Water-quality monitoring is an essential priority for global health. It is estimated that worldwide more than 5000 people die daily from drinking contaminated water. With microorganisms a primary cause for the occurrence of infectious diseases, the concentrations of harmful bacterial cells should be routinely monitored to maintain microbiological quality control of drinking water. Because of the difficulty and cost of directly measuring all microbial pathogens in water samples, organisms like E.coli, Giardia and cryptosporidium that indicate the presence of sewage and fecal contamination have been targeted for measurement. Bacterial quantitation is currently performed by labs that primarily use plate-culture assay techniques which can take up to 24 hours to produce test results. In order to achieve more timely assessment of water quality, we have developed and tested a hand-held, opto-fluidic-chip-based flow cytometer that promises to meet the requirements for point-of-need microbiological testing of water.

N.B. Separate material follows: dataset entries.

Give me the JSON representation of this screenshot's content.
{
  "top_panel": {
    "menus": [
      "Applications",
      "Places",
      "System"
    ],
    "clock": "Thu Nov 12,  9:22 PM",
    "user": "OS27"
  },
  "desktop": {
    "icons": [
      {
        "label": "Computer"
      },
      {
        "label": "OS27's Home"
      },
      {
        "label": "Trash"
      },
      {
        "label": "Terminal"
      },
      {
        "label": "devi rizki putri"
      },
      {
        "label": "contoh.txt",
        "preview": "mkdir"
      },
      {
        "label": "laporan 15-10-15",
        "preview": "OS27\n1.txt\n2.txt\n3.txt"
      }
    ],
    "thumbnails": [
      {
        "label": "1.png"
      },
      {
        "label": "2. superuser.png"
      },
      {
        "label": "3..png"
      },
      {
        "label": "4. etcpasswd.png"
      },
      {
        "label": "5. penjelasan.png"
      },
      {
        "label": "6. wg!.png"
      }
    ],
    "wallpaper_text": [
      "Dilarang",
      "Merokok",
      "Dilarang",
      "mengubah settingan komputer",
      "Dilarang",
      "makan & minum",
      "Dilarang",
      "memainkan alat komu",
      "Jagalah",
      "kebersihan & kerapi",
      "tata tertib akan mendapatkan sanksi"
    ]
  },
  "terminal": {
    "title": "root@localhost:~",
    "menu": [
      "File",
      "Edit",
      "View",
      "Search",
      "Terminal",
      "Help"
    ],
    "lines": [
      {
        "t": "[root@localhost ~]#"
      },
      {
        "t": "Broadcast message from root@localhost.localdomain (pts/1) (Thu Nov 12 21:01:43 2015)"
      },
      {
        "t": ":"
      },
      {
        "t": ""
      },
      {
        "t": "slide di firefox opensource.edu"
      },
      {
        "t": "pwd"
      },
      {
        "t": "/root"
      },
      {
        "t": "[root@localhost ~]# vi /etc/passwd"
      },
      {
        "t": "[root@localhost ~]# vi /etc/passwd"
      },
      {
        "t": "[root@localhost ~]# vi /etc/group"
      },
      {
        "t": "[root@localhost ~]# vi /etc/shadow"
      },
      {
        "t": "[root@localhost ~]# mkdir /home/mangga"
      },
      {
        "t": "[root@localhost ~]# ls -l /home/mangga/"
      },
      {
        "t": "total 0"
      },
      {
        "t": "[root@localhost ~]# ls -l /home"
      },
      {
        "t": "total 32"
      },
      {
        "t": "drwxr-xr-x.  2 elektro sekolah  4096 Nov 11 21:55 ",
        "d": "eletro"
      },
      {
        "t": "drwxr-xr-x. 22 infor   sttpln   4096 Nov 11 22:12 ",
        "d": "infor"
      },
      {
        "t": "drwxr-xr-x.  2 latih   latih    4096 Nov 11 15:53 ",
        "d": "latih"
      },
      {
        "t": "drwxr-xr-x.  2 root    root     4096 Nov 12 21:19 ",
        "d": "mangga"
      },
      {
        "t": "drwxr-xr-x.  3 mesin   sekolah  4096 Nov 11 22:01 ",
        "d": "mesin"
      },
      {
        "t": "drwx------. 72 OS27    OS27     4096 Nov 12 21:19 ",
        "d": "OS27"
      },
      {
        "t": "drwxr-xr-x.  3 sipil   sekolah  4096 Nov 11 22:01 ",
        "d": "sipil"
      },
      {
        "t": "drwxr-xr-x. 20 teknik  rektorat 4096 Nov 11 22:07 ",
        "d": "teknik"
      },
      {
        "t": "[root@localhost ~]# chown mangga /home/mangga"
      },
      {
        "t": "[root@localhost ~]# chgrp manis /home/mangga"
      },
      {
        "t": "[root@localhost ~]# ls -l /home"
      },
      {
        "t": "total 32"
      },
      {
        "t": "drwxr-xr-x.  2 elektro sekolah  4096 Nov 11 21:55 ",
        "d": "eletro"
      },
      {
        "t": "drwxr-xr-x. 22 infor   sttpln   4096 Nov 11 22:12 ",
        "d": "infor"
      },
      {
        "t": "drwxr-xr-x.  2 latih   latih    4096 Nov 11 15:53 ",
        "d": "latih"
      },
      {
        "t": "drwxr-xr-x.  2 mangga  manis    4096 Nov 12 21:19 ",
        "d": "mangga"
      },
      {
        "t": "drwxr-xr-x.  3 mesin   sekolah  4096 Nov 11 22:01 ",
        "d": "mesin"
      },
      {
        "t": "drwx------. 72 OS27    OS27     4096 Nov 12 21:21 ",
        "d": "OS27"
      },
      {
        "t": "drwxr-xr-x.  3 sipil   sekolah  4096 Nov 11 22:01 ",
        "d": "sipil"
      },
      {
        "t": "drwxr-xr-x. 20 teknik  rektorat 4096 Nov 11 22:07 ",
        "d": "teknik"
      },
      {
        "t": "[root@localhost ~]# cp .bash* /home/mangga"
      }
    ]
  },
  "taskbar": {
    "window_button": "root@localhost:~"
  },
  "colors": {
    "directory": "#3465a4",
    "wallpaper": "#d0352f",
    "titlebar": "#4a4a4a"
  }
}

The enabling technique is termed “spatially modulated fluorescence detection” and delivers high signal-to-noise discrimination without precision optics. Relative movement between analyte and a predefined patterned environment generates a time-dependent signal, and correlating the detected signal with the known pattern achieves high discrimination of the particle signal from background noise. The detection technique has been extensively evaluated and benchmarked against a commercial flow cytometer with measurements of absolute CD4+ and percentage CD4 counts in human blood, which are required for screening, initiation of treatment, and monitoring of HIV-infected patients. We have also assembled a first-generation, compact, handheld, single-parameter instrument based on the spatial modulation technique. The performance of this prototype provides a clear existence proof that a multi-parameter, high-performance, compact instrument for bacterial monitoring in water is fully realizable.


Kiesel, P.; Beck, M.; Johnson, N. M. Handheld flow cytometer for monitoring bacteria in water. Optics and Photonics in Global Homeland Security VI, SPIE Defense, Security and Sensing; 2010 April 5 - 9; Orlando, FL.